══ INPUT FOR THIS TASK

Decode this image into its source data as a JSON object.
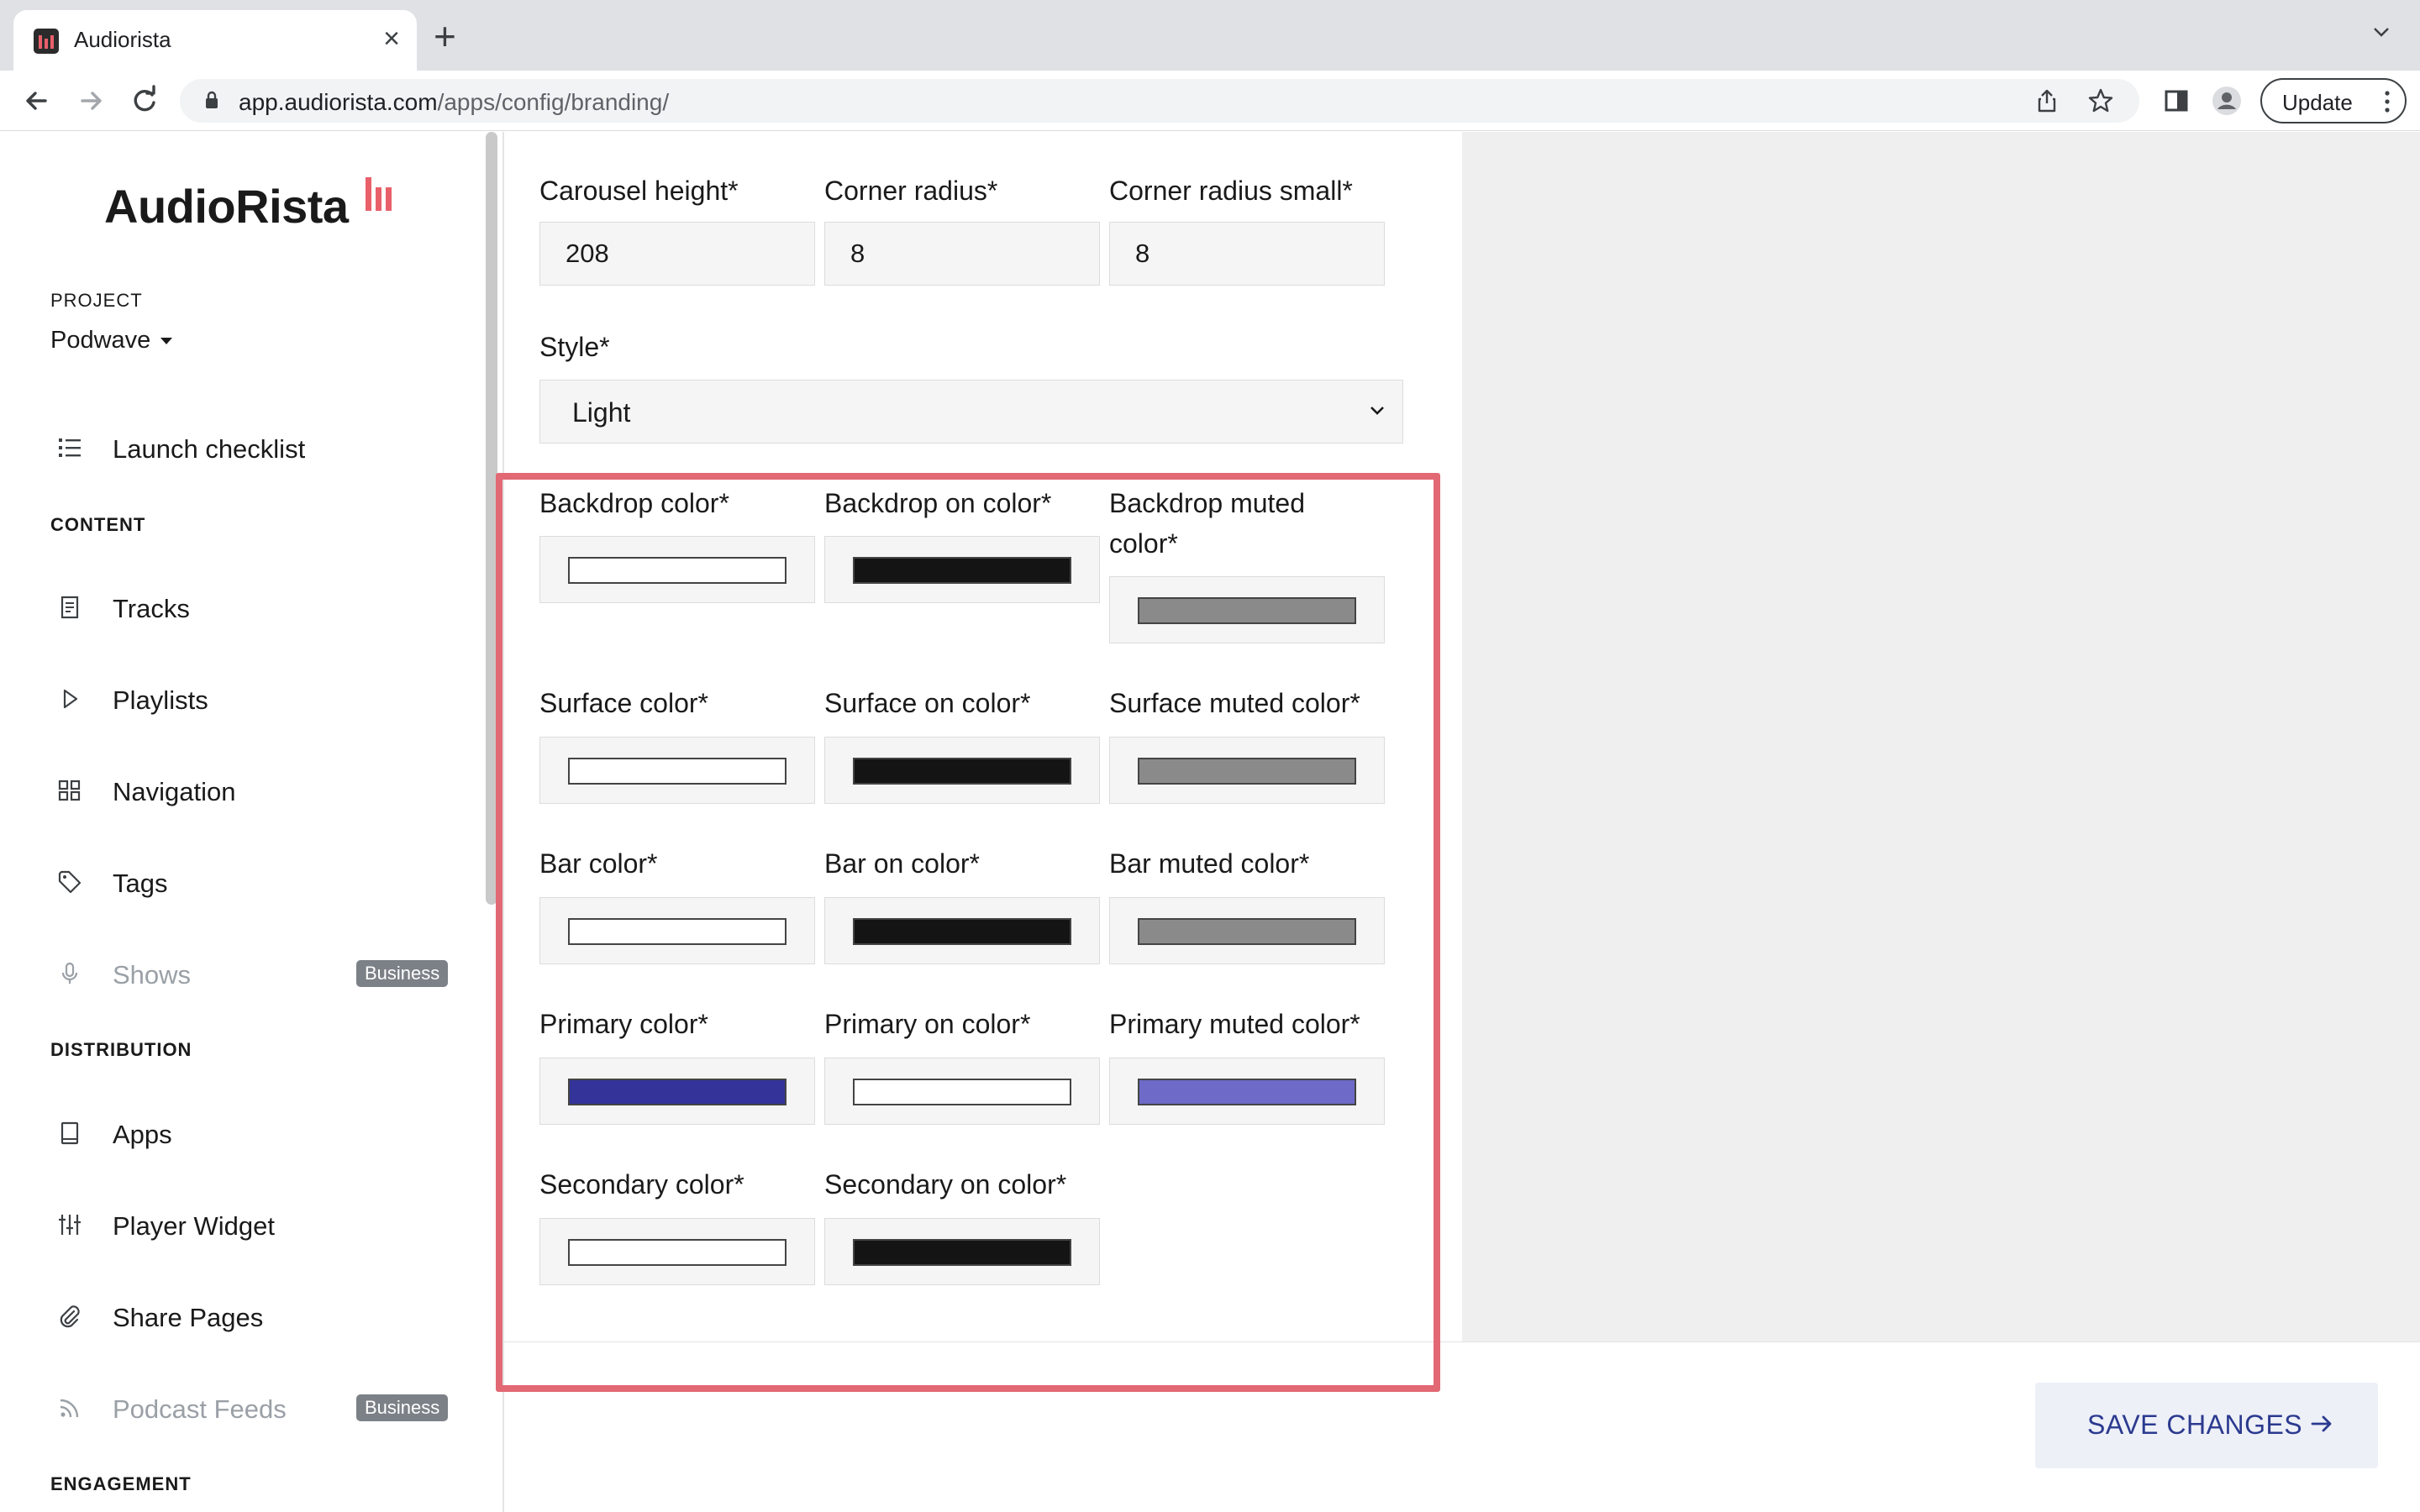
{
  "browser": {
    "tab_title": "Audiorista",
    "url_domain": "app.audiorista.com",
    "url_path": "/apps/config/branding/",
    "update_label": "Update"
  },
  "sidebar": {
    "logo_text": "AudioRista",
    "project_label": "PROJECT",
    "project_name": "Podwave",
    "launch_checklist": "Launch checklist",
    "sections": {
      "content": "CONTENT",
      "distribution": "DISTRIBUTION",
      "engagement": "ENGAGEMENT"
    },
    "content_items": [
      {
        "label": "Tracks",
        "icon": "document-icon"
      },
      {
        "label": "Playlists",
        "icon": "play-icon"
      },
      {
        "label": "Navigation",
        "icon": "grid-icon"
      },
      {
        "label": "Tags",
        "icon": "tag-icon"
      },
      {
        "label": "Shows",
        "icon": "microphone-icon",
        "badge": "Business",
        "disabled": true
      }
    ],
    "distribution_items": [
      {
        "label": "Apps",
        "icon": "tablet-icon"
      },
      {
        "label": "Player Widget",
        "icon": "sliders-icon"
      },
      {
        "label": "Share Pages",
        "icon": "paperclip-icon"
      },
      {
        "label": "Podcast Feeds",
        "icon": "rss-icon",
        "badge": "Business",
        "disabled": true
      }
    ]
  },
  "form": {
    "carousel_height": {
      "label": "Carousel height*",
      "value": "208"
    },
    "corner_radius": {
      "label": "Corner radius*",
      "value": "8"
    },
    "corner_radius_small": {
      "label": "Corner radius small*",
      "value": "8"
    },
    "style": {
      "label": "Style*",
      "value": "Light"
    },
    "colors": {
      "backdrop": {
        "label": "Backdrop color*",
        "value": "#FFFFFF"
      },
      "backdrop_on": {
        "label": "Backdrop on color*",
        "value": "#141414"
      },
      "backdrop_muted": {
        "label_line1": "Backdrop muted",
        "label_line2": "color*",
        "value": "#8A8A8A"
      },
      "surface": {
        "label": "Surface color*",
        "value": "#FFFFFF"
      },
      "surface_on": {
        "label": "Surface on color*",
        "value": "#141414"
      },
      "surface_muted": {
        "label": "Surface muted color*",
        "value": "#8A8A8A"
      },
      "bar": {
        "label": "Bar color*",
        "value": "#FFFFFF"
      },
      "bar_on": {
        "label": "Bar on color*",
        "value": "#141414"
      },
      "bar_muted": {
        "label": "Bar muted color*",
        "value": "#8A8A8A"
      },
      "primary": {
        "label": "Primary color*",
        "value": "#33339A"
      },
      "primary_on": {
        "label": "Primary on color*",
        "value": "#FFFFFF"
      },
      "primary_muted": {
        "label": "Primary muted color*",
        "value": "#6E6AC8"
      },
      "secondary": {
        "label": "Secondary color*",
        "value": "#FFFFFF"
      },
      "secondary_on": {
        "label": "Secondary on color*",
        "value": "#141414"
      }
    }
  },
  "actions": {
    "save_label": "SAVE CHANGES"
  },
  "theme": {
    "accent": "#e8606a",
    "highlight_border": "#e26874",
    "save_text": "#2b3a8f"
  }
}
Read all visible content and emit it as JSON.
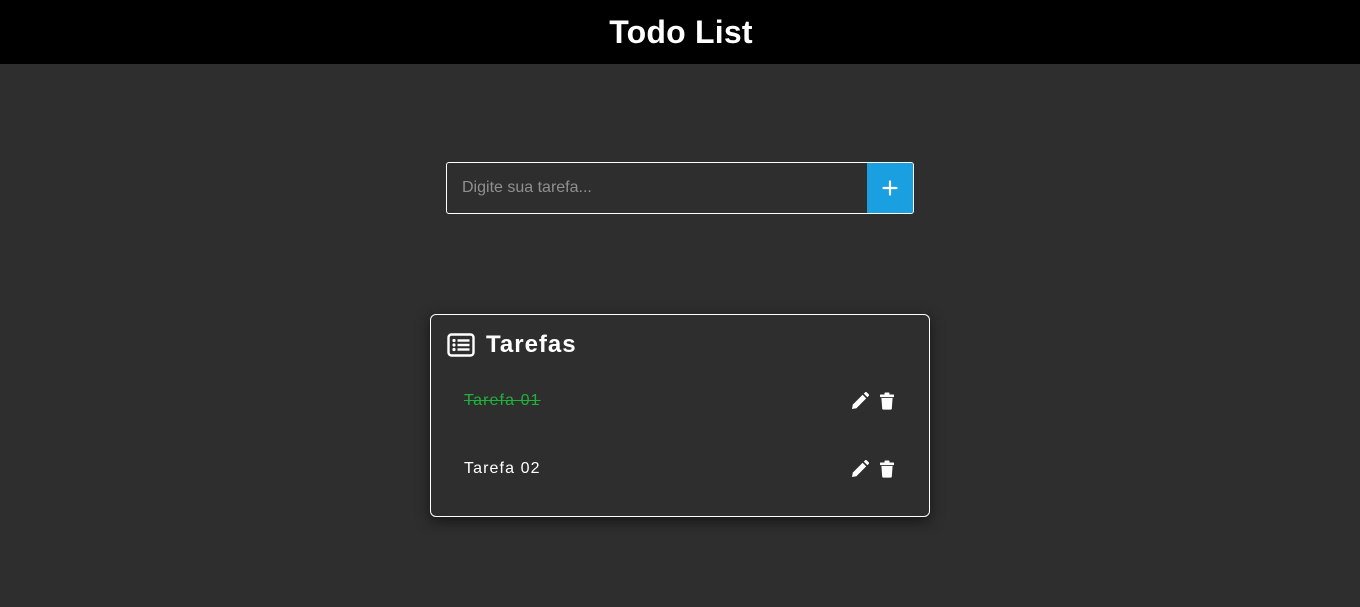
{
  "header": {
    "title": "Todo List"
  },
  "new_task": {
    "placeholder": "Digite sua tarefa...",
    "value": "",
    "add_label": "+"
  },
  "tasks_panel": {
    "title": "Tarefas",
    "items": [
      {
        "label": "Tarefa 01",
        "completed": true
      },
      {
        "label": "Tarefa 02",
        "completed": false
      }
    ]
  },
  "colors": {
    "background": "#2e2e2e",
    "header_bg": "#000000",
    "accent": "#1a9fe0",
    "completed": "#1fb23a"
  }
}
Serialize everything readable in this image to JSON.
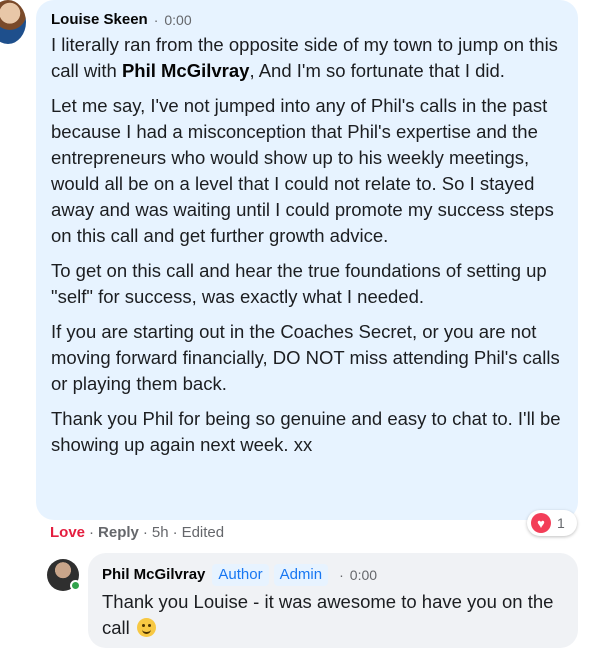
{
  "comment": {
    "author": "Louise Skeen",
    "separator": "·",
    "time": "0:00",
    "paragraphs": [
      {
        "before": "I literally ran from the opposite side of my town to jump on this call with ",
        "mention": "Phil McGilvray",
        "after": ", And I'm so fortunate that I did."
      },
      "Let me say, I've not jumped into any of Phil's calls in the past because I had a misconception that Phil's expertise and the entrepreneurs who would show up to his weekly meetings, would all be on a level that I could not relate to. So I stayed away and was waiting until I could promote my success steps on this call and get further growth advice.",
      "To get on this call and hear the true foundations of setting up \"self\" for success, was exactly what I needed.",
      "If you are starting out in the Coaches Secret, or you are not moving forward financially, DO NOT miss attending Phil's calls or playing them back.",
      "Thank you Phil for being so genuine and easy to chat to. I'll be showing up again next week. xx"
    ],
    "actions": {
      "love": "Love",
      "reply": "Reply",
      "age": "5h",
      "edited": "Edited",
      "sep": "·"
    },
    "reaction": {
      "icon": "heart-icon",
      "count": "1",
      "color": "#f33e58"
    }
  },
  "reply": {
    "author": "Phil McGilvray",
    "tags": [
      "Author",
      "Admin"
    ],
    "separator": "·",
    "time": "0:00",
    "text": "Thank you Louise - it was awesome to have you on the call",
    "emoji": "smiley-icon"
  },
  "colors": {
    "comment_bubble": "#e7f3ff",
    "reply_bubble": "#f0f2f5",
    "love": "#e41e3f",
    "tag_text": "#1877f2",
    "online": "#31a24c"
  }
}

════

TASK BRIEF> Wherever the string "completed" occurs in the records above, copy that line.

YOUR SOLUTION>
        "completed": true
        "completed": false
    "completed": "#1fb23a"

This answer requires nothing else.